_WORK TO COMPLETE_
Copy out the entries that follow, unchanged.

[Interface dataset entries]
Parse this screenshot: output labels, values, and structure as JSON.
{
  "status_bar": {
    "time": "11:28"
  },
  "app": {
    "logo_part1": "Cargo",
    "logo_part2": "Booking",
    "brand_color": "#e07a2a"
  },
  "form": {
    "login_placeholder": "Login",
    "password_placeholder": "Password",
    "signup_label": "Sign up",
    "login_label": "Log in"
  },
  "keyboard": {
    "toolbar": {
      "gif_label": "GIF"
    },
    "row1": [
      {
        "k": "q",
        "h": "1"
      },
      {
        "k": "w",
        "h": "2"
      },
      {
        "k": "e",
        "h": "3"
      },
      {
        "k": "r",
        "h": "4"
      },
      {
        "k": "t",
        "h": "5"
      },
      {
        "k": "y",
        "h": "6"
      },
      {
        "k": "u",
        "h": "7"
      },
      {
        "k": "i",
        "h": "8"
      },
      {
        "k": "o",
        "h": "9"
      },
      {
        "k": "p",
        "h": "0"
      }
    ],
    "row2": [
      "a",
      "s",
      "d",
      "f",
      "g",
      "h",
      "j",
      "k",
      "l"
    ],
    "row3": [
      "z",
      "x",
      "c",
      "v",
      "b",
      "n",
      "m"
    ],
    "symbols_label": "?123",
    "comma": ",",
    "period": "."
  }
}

_RESPONSE AREA_
Parse this screenshot: output labels, values, and structure as JSON.
{
  "status_bar": {
    "time": "11:28"
  },
  "app": {
    "logo_part1": "Cargo",
    "logo_part2": "Booking",
    "brand_color": "#e07a2a"
  },
  "form": {
    "login_placeholder": "Login",
    "password_placeholder": "Password",
    "signup_label": "Sign up",
    "login_label": "Log in"
  },
  "keyboard": {
    "toolbar": {
      "gif_label": "GIF"
    },
    "row1": [
      {
        "k": "q",
        "h": "1"
      },
      {
        "k": "w",
        "h": "2"
      },
      {
        "k": "e",
        "h": "3"
      },
      {
        "k": "r",
        "h": "4"
      },
      {
        "k": "t",
        "h": "5"
      },
      {
        "k": "y",
        "h": "6"
      },
      {
        "k": "u",
        "h": "7"
      },
      {
        "k": "i",
        "h": "8"
      },
      {
        "k": "o",
        "h": "9"
      },
      {
        "k": "p",
        "h": "0"
      }
    ],
    "row2": [
      "a",
      "s",
      "d",
      "f",
      "g",
      "h",
      "j",
      "k",
      "l"
    ],
    "row3": [
      "z",
      "x",
      "c",
      "v",
      "b",
      "n",
      "m"
    ],
    "symbols_label": "?123",
    "comma": ",",
    "period": "."
  }
}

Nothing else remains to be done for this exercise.